MODE MODERNE with BELIEFS and ELSA at Parts & Labour (1566 Queen West), Friday (June 1), 10 pm. $8. RT, SS. See listing.
After one album, Mode Moderne singer/lyricist Phillip Intile discovered that pop music could be prophetic.
"Our first album prophesied a lot of the things that happened in my life," he says over the phone from Vancouver. "A lot of endings, a lot of change, a lot of fighting against inspiration and fighting against fate."
"That would be so boring!" he scoffs.
Intile initially came together with long-time friend Clint Lofkrantz and producer Felix Fung as an excuse to get away from their girlfriends, get stoned and listen to the Cure, New Order and OMD. Eventually, they began making music, and after writing what Intile calls "probably one of the top three worst songs ever written," they settled into their groove.
In 2009, the Vancouver band released Ghosts Emerging, a debut album that drew heavily upon erudite, Morrissey-style vocal moping and the 80s new-romantic synth-pop sound they'd bonded over. Three years later, they've replaced their drum machine with drummer Sean Gilhooly, recruited synth player Rebecca Marie Law Gray, signed to Light Organ and released the sardonic single Real Goths.

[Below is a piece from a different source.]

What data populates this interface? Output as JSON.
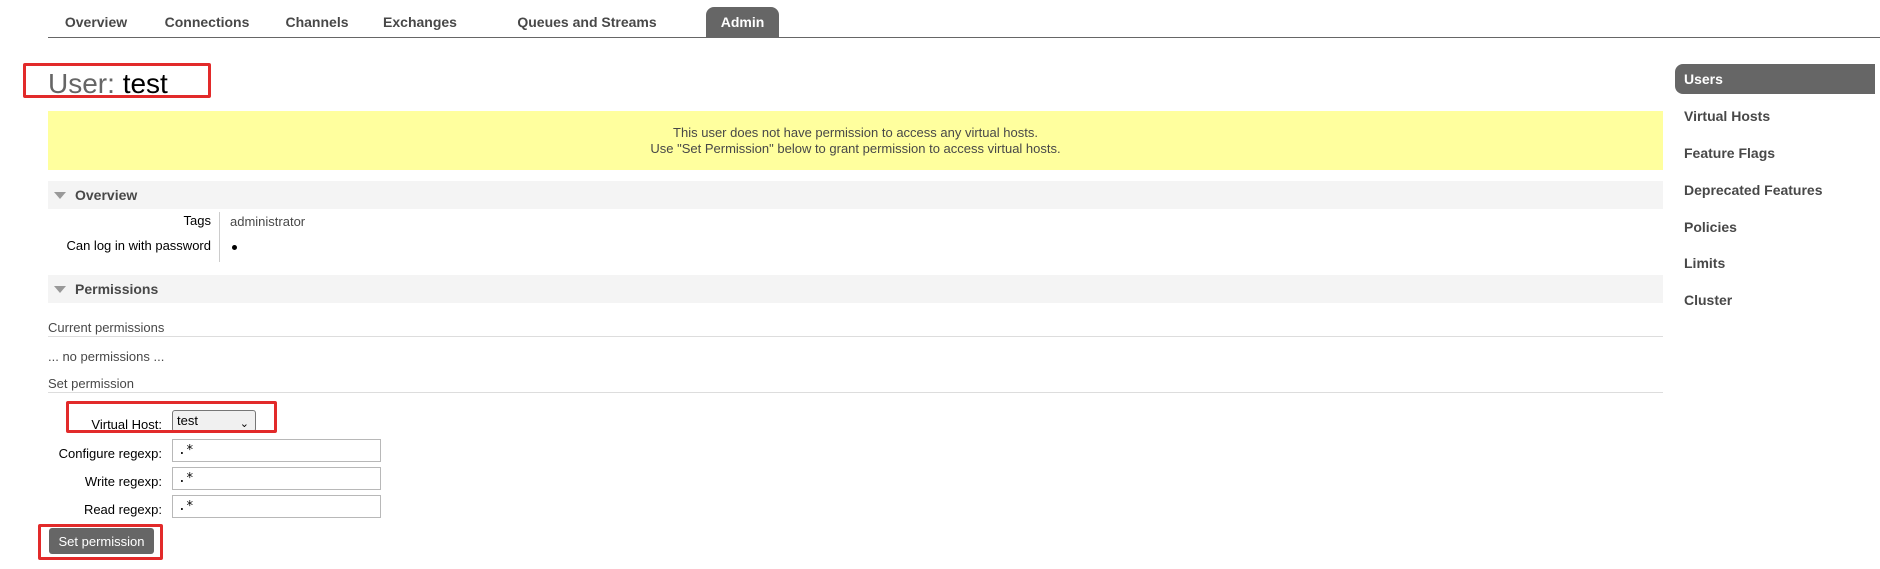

Their new EP, Strange Bruises, remains firmly entrenched in the brooding, reverbed sound, though their lyrics have evolved from broad pop fodder to expressly personal and erotically charged material.
"On Ghosts Emerging," he says, "I'd go, ‘Okay, I wanna make pop music, so the songs have to be about - or have to seem to be about - boys or girls, but I can [also] write about things like fate or luck.' I thought that if I'm singing about girls, then people would immediately gravitate toward it - as I would - but hopefully they'd stick around and see that there's more going on."
On Strange Bruises, self-loathing is the order of the day. "The opener [Nightly Youths], which seems like such a lovely song, is really about holding hands with nothing," he explains. "It's a pretty strong personal fucking slap across somebody's face."
Mode Moderne also spent more time allowing the songs to gestate before heading into the studio.
"The first thing that comes to mind is not the best thing," Intile says about songwriting. "Like a photographer or a writer, you need to be able to edit. You're a fool if you think every idea that comes to mind is the right one."